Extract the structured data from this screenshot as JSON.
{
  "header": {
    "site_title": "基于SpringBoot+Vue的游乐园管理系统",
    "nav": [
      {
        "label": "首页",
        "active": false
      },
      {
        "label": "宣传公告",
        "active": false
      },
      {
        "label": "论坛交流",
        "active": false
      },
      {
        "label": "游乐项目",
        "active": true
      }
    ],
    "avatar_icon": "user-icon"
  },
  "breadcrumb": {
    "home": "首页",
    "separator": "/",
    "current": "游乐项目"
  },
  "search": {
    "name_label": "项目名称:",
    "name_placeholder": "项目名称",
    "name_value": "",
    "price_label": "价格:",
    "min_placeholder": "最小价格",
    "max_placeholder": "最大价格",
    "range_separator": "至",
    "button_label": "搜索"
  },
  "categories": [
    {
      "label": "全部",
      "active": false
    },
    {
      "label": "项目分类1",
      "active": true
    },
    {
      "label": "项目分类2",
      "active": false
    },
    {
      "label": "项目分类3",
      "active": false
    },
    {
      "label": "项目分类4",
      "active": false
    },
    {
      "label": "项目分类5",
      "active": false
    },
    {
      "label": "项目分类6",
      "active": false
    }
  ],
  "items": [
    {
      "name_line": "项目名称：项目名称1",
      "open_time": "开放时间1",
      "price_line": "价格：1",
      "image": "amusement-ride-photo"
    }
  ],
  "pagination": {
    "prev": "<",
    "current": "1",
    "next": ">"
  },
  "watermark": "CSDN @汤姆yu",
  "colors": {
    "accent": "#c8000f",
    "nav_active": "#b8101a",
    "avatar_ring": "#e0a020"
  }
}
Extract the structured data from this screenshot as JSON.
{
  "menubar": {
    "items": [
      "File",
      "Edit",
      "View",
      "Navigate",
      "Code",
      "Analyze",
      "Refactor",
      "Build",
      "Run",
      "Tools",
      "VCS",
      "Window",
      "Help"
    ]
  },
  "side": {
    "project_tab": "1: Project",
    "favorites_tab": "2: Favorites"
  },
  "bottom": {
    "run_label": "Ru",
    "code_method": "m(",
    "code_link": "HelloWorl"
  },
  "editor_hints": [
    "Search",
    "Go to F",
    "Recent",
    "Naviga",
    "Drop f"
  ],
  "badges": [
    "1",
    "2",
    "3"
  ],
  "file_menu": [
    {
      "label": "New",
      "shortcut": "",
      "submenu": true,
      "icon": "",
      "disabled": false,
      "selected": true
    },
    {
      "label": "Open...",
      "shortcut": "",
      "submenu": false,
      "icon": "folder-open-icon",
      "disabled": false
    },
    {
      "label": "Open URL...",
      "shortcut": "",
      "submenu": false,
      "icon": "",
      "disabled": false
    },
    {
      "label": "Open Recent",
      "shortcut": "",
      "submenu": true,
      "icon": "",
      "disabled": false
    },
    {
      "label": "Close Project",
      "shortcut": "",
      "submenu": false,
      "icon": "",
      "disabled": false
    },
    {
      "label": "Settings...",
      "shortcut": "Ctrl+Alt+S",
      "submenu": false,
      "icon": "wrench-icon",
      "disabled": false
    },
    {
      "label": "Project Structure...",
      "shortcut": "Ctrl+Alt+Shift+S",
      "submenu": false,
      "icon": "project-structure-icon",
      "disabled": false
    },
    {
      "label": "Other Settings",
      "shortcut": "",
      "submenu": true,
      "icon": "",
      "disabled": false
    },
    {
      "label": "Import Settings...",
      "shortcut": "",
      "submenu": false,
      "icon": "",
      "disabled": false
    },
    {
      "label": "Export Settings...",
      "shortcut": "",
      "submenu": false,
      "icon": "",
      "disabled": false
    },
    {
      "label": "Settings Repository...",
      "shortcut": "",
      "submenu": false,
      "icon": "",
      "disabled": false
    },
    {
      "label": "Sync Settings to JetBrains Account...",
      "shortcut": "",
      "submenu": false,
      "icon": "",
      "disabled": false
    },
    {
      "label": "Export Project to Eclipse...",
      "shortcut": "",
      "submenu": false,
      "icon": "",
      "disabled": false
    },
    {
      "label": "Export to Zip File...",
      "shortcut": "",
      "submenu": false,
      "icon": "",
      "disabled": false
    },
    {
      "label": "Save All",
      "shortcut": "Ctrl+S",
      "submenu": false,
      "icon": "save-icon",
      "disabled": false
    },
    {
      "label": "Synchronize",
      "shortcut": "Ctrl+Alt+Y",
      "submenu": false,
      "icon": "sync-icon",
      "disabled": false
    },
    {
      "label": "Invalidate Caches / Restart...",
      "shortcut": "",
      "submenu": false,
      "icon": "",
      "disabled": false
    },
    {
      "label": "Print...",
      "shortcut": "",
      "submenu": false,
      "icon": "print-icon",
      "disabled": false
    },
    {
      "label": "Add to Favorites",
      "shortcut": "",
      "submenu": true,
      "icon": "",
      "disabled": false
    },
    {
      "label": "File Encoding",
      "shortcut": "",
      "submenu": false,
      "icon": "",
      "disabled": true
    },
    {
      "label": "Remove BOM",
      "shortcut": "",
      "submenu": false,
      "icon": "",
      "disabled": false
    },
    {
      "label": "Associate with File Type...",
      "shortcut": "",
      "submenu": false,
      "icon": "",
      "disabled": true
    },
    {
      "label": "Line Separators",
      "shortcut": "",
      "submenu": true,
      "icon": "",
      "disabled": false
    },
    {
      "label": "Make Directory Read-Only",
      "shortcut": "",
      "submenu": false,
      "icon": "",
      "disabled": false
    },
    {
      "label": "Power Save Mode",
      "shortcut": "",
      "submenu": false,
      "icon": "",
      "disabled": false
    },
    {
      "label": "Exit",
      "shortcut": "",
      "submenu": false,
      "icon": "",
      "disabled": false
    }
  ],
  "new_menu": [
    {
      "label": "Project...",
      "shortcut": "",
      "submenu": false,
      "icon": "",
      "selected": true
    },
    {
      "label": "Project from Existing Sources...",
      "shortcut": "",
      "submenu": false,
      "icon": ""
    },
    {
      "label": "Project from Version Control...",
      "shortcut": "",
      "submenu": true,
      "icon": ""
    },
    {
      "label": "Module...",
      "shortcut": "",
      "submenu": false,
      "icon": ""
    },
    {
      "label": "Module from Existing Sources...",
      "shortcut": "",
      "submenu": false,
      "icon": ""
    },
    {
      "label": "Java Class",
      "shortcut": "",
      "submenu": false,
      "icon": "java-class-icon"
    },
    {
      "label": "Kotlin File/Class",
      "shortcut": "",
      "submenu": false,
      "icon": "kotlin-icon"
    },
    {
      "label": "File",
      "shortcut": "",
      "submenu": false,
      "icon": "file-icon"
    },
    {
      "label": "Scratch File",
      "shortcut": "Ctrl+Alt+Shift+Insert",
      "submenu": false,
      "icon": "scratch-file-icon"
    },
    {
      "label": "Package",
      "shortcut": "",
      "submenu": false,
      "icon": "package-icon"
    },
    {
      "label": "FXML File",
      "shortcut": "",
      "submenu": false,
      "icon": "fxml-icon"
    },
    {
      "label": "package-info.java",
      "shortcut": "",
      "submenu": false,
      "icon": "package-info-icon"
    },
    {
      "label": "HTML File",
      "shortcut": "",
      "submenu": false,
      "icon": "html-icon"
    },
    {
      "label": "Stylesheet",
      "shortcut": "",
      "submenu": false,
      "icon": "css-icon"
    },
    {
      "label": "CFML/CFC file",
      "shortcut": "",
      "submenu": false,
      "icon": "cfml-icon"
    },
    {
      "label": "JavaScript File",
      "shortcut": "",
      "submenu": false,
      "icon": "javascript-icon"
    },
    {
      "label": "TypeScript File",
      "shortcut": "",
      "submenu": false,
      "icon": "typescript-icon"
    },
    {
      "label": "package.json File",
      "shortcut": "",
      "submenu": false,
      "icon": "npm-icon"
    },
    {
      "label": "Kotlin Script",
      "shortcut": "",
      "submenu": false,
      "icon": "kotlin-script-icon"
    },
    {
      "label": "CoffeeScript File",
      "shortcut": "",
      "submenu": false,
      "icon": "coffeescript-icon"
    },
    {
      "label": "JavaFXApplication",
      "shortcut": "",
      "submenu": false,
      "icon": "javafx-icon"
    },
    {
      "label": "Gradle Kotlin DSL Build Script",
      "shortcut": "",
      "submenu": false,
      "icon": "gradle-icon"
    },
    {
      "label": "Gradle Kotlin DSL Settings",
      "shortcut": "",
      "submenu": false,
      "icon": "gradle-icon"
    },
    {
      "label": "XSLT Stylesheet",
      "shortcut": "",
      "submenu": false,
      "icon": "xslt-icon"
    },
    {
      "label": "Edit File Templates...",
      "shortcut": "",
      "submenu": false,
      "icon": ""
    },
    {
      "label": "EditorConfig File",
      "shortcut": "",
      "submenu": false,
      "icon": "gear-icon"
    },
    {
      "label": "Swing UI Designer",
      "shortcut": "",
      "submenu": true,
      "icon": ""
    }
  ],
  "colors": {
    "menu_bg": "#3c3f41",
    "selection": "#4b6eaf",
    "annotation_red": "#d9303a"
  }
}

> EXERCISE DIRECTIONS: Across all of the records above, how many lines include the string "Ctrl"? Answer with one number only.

> TASK OUTPUT: 5